Task to complete: Reproduce the entries below in full, word for word.

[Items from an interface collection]

───

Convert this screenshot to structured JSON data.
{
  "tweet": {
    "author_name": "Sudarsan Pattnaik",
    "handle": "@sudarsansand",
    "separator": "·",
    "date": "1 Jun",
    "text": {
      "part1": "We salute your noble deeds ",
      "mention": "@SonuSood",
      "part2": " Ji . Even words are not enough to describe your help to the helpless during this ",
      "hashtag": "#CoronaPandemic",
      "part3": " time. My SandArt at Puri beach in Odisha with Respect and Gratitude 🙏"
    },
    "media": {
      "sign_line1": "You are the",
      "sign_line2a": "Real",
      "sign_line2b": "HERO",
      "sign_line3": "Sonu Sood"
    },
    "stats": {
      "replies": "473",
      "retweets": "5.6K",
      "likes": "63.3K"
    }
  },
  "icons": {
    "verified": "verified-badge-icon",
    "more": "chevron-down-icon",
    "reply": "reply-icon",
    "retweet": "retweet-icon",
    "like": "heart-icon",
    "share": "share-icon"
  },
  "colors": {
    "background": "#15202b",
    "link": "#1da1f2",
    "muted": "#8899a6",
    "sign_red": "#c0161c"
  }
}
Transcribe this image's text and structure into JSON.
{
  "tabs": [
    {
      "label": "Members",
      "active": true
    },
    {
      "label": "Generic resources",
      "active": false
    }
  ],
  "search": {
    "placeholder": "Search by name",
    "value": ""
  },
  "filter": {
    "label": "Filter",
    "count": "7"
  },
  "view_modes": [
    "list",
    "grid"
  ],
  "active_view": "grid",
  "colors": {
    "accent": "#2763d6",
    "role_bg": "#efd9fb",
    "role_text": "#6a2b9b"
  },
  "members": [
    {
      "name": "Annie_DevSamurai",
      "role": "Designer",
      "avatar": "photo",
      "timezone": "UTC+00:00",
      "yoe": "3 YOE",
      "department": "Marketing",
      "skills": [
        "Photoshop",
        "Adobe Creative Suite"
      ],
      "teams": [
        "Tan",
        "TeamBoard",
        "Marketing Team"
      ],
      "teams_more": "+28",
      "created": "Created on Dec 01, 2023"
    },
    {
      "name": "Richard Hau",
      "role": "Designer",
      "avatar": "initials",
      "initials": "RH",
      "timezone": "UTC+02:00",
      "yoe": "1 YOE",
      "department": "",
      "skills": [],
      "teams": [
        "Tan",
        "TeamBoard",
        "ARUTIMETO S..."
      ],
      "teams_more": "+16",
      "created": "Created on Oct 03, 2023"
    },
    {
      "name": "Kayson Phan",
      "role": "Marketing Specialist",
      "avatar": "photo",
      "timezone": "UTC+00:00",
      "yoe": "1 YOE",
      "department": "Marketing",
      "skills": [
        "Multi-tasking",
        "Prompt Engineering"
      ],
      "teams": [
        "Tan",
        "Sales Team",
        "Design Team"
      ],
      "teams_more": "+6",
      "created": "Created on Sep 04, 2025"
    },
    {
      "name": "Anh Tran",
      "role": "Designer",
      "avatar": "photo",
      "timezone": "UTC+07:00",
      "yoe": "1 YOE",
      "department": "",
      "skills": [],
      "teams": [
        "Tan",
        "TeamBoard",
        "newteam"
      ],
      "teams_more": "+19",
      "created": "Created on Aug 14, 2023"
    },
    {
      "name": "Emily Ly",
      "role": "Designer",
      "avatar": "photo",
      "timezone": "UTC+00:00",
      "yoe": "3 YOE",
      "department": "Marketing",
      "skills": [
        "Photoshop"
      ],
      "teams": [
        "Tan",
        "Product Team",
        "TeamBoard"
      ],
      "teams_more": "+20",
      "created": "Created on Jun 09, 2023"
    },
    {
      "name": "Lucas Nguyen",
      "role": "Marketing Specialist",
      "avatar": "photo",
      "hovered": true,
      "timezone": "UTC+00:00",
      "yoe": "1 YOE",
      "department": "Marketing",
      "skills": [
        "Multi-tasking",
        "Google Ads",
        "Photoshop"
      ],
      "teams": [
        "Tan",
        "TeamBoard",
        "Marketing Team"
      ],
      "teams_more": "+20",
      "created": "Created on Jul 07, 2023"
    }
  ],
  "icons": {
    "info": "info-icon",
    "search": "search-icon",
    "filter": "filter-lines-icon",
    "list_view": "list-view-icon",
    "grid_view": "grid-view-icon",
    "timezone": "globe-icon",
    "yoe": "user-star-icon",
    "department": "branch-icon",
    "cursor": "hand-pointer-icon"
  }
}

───

Response area:
Convert this screenshot to structured JSON data.
{
  "tweet": {
    "author_name": "Sudarsan Pattnaik",
    "handle": "@sudarsansand",
    "separator": "·",
    "date": "1 Jun",
    "text": {
      "part1": "We salute your noble deeds ",
      "mention": "@SonuSood",
      "part2": " Ji . Even words are not enough to describe your help to the helpless during this ",
      "hashtag": "#CoronaPandemic",
      "part3": " time. My SandArt at Puri beach in Odisha with Respect and Gratitude 🙏"
    },
    "media": {
      "sign_line1": "You are the",
      "sign_line2a": "Real",
      "sign_line2b": "HERO",
      "sign_line3": "Sonu Sood"
    },
    "stats": {
      "replies": "473",
      "retweets": "5.6K",
      "likes": "63.3K"
    }
  },
  "icons": {
    "verified": "verified-badge-icon",
    "more": "chevron-down-icon",
    "reply": "reply-icon",
    "retweet": "retweet-icon",
    "like": "heart-icon",
    "share": "share-icon"
  },
  "colors": {
    "background": "#15202b",
    "link": "#1da1f2",
    "muted": "#8899a6",
    "sign_red": "#c0161c"
  }
}
Transcribe this image's text and structure into JSON.
{
  "tabs": [
    {
      "label": "Members",
      "active": true
    },
    {
      "label": "Generic resources",
      "active": false
    }
  ],
  "search": {
    "placeholder": "Search by name",
    "value": ""
  },
  "filter": {
    "label": "Filter",
    "count": "7"
  },
  "view_modes": [
    "list",
    "grid"
  ],
  "active_view": "grid",
  "colors": {
    "accent": "#2763d6",
    "role_bg": "#efd9fb",
    "role_text": "#6a2b9b"
  },
  "members": [
    {
      "name": "Annie_DevSamurai",
      "role": "Designer",
      "avatar": "photo",
      "timezone": "UTC+00:00",
      "yoe": "3 YOE",
      "department": "Marketing",
      "skills": [
        "Photoshop",
        "Adobe Creative Suite"
      ],
      "teams": [
        "Tan",
        "TeamBoard",
        "Marketing Team"
      ],
      "teams_more": "+28",
      "created": "Created on Dec 01, 2023"
    },
    {
      "name": "Richard Hau",
      "role": "Designer",
      "avatar": "initials",
      "initials": "RH",
      "timezone": "UTC+02:00",
      "yoe": "1 YOE",
      "department": "",
      "skills": [],
      "teams": [
        "Tan",
        "TeamBoard",
        "ARUTIMETO S..."
      ],
      "teams_more": "+16",
      "created": "Created on Oct 03, 2023"
    },
    {
      "name": "Kayson Phan",
      "role": "Marketing Specialist",
      "avatar": "photo",
      "timezone": "UTC+00:00",
      "yoe": "1 YOE",
      "department": "Marketing",
      "skills": [
        "Multi-tasking",
        "Prompt Engineering"
      ],
      "teams": [
        "Tan",
        "Sales Team",
        "Design Team"
      ],
      "teams_more": "+6",
      "created": "Created on Sep 04, 2025"
    },
    {
      "name": "Anh Tran",
      "role": "Designer",
      "avatar": "photo",
      "timezone": "UTC+07:00",
      "yoe": "1 YOE",
      "department": "",
      "skills": [],
      "teams": [
        "Tan",
        "TeamBoard",
        "newteam"
      ],
      "teams_more": "+19",
      "created": "Created on Aug 14, 2023"
    },
    {
      "name": "Emily Ly",
      "role": "Designer",
      "avatar": "photo",
      "timezone": "UTC+00:00",
      "yoe": "3 YOE",
      "department": "Marketing",
      "skills": [
        "Photoshop"
      ],
      "teams": [
        "Tan",
        "Product Team",
        "TeamBoard"
      ],
      "teams_more": "+20",
      "created": "Created on Jun 09, 2023"
    },
    {
      "name": "Lucas Nguyen",
      "role": "Marketing Specialist",
      "avatar": "photo",
      "hovered": true,
      "timezone": "UTC+00:00",
      "yoe": "1 YOE",
      "department": "Marketing",
      "skills": [
        "Multi-tasking",
        "Google Ads",
        "Photoshop"
      ],
      "teams": [
        "Tan",
        "TeamBoard",
        "Marketing Team"
      ],
      "teams_more": "+20",
      "created": "Created on Jul 07, 2023"
    }
  ],
  "icons": {
    "info": "info-icon",
    "search": "search-icon",
    "filter": "filter-lines-icon",
    "list_view": "list-view-icon",
    "grid_view": "grid-view-icon",
    "timezone": "globe-icon",
    "yoe": "user-star-icon",
    "department": "branch-icon",
    "cursor": "hand-pointer-icon"
  }
}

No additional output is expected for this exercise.